-, cannot just rewrite an entire plan that has spanned billions of years on a whim. Rather shortsightedly, Death is just killing people who are effected by the premonitions. Remember the butterfly effect? Everyone will eventually be effected by the premonitions. It's all just a matter of wiether or not it happens prior to 2012.

Death is just really, really, really bored
Think about it, people cheat death all the time, so why these individuals? He's bored. He simply thought "You know what? That car tire is going for her head. No questions dammit."

There is no 'force of Death'
The films just take place in a universe where things are a little different... where either engineering is a poorly understood science, or where the people who should be carrying out maintenance have far too good of a union, or where OSHA laws never came into existence... or perhaps most likely, where the laws of physics tend towards entropy rather more than they do in our world. In any case, it's continual poor engineering and system failures that cause the accidents, not any kind of supernatural interference.

Death is Death from The Last Action Hero
During the Last Action Hero, the ticket that allows the characters to cross into the real world is lost and Death escapes into the real world, He is still around in the real world at the end of the Movie and being bored of the way people die here he is trying to shake things up abit.

Death is a renegade [1].
Unlike the Anarchy sisters, he was thrown out of Heaven for being unbelievably bloodthirsty. Possibly being a rogue version of the Spectre.

Death is trying to make the world a better place.
It occurs to me that everything in their world does not work like ours. Tanning beds lack safeties, school sign props are sharpened to lethal edges, roller coasters have completely different and inferior brake systems to ours. The entire world is a death world due to no OSHA compliance. Something must be done about this and Death knows it. So, he gives certain people visions to escape their deaths and a chance to avoid it. They can work together and make the world a safer place.

They just don't get it.

So, since they're still technically dead, they just haven't been collected he starts taking them back one by one. He still wants to make a statement about the dangers that everyone on the planet is just ignoring and since he's fairly limited in how he can make his point he has to take them by using the safety flaws against them. He's not playing a game, he's doing a protest and trying to make a statement.

Essentially what happens when you get a tragic evil can't comprehend good. Where "evil" in this situation is a frustrated death collector not comprehending the idiots who set the world up as one big suicide booth.

Coroner Bludworth: See you soon.

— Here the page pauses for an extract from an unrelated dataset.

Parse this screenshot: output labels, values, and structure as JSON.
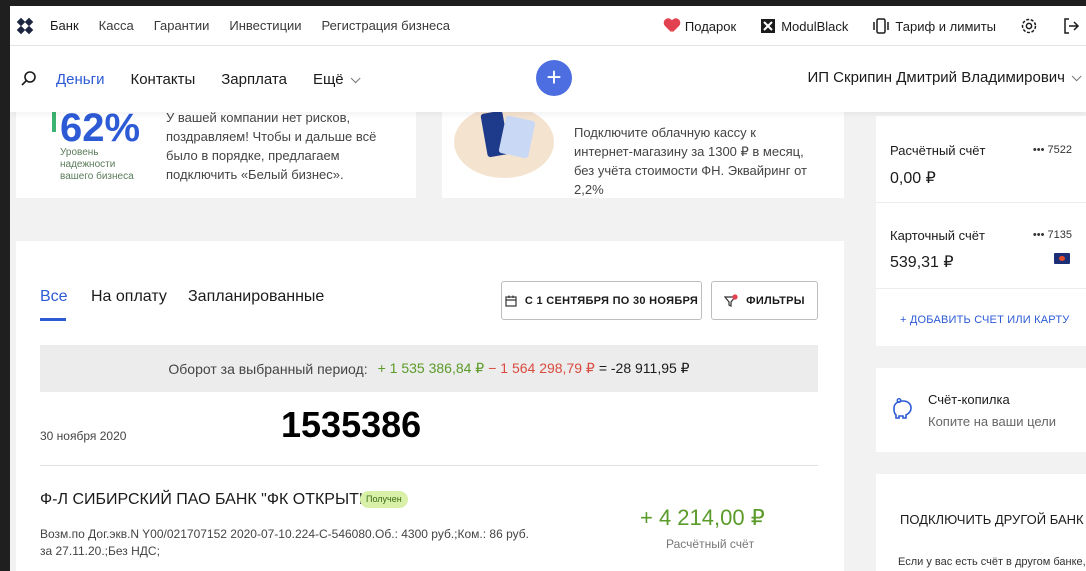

Indeed.
  • this is also supported by the Death Note theory, only they person who has the note is a Kira, getting rid of the 'immoral people'

The Final Destination series takes place in the same universe as the Supernatural tv show...
A universe where Death and Fate are two separate entities that try to do their jobs but are occasionally thwarted by the other. This would explain the visions; one entity is sending them as a warning while the other is trying to do their job by killing them off.

Death is a Reality Warper.
How else do you explain the massive liberties the movies take with human anatomy and physics?

Death respects those who do not fear it.
  • If one of the survivors were to treat their numbered days as a means to do everything they were otherwise afraid of, Death would not disgrace them with a painful and pitiful death. If a survivor were to spend their last days living out their dreams, then instead of some contrived, painful demise, death would more likely visit in the night and take them quietly with a sense of reverence.
The Final CountdownWMG/FilmThe Final Sacrifice

random
TV Tropes by TV Tropes Foundation, LLC is licensed under a Creative Commons Attribution-NonCommercial-ShareAlike 3.0 Unported License.
Permissions beyond the scope of this license may be available from thestaff@tvtropes.org.
Privacy Policy
64349
0